But the most rousing sections of the book are on male violence and the burden on women to keep themselves safe. When a woman is killed, it is often called “an isolated incident”, and yet a woman is murdered by a man in the UK every three days. Bates is scathing about Priti Patel’s support for an app to log women’s movements, on top of managing all the other gear they are advised to carry. As a society “we cannot stop finding excuses for male violence”, she writes. Despite the increased prominence of feminist campaigns, charges in rape cases are now exactly half what they were in 2015–16. Too often, decisions about whether or not to proceed to trial for rape rely on whether the woman fits the societal profile of the “perfect victim”: ie, those who are “sweet and pretty and innocent and careful and didn’t stray off the path or talk to the wolf”. And also, importantly, white.
Writer Laura Bates. Photograph: Sarah Lee/The Guardian
Fix the System contains plenty of suggestions for reform, including apps that track the movements of men convicted of crimes against women, and banning non-disclosure agreements that gag staff who have experienced maternity discrimination. Bates also reminds us that if we want to tackle oppression in one sphere, we need to be aware of its overlap with others. Black women are four times as likely to die in pregnancy or childbirth in the UK, yet rarely see themselves represented in campaigns to reach out to expectant mothers. Disabled women are twice as likely to suffer domestic abuse, but just one in 10 spaces in refuges is accessible to those with physical disabilities.

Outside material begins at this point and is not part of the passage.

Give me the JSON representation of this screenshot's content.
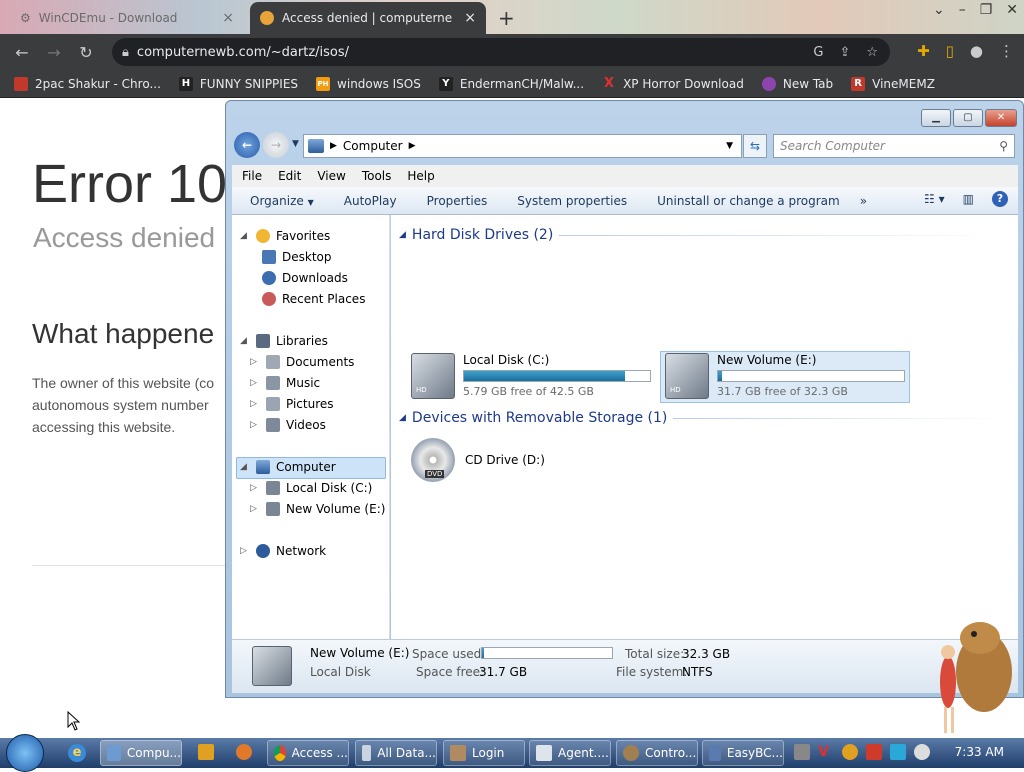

But Bates is adamant that it’s not her job to find solutions. Hundreds already exist, “ignored and unused” in reports and campaign materials of feminist and civil rights organisations. Which made me wonder: how many men will read Fix the System? In recent years, books such as Why I’m No Longer Talking to White People About Race and White Fragility have been bought in huge numbers by white people. Because, as Bates says: “this is not our mess to clean up”. Sadly, I suspect the feminist publishing boom has passed most male readers by.
It would be heartening to think that Fix the System could be the book to change that. It’s an astute and persuasive page-turner, a clear-sighted, compelling examination of injustice. I was haunted by the story of a woman attacked by her ex-husband, who smashed her head so hard against a BMW that it dented the bodywork and left her needing hospital treatment. He was convicted of assault, ordered to pay his ex-wife £150 in compensation – and £818 to the owner of the BMW.
• Fix the System, Not the Women by Laura Bates is published by Simon & Schuster (£12.99). To support the Guardian and Observer order your copy at guardianbookshop.com. Delivery charges may apply